Dataset excerpts:
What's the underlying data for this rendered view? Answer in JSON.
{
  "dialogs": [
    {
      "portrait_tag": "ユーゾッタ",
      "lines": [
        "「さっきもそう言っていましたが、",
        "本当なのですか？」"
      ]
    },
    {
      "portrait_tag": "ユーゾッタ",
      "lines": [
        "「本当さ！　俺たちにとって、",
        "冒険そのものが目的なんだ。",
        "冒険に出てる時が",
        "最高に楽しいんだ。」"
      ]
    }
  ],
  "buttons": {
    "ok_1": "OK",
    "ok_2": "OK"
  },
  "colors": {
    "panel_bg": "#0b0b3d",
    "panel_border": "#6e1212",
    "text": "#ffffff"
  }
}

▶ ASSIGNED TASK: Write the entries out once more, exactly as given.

▶ EXERCISE RESPONSE:
What's the underlying data for this rendered view? Answer in JSON.
{
  "dialogs": [
    {
      "portrait_tag": "ユーゾッタ",
      "lines": [
        "「さっきもそう言っていましたが、",
        "本当なのですか？」"
      ]
    },
    {
      "portrait_tag": "ユーゾッタ",
      "lines": [
        "「本当さ！　俺たちにとって、",
        "冒険そのものが目的なんだ。",
        "冒険に出てる時が",
        "最高に楽しいんだ。」"
      ]
    }
  ],
  "buttons": {
    "ok_1": "OK",
    "ok_2": "OK"
  },
  "colors": {
    "panel_bg": "#0b0b3d",
    "panel_border": "#6e1212",
    "text": "#ffffff"
  }
}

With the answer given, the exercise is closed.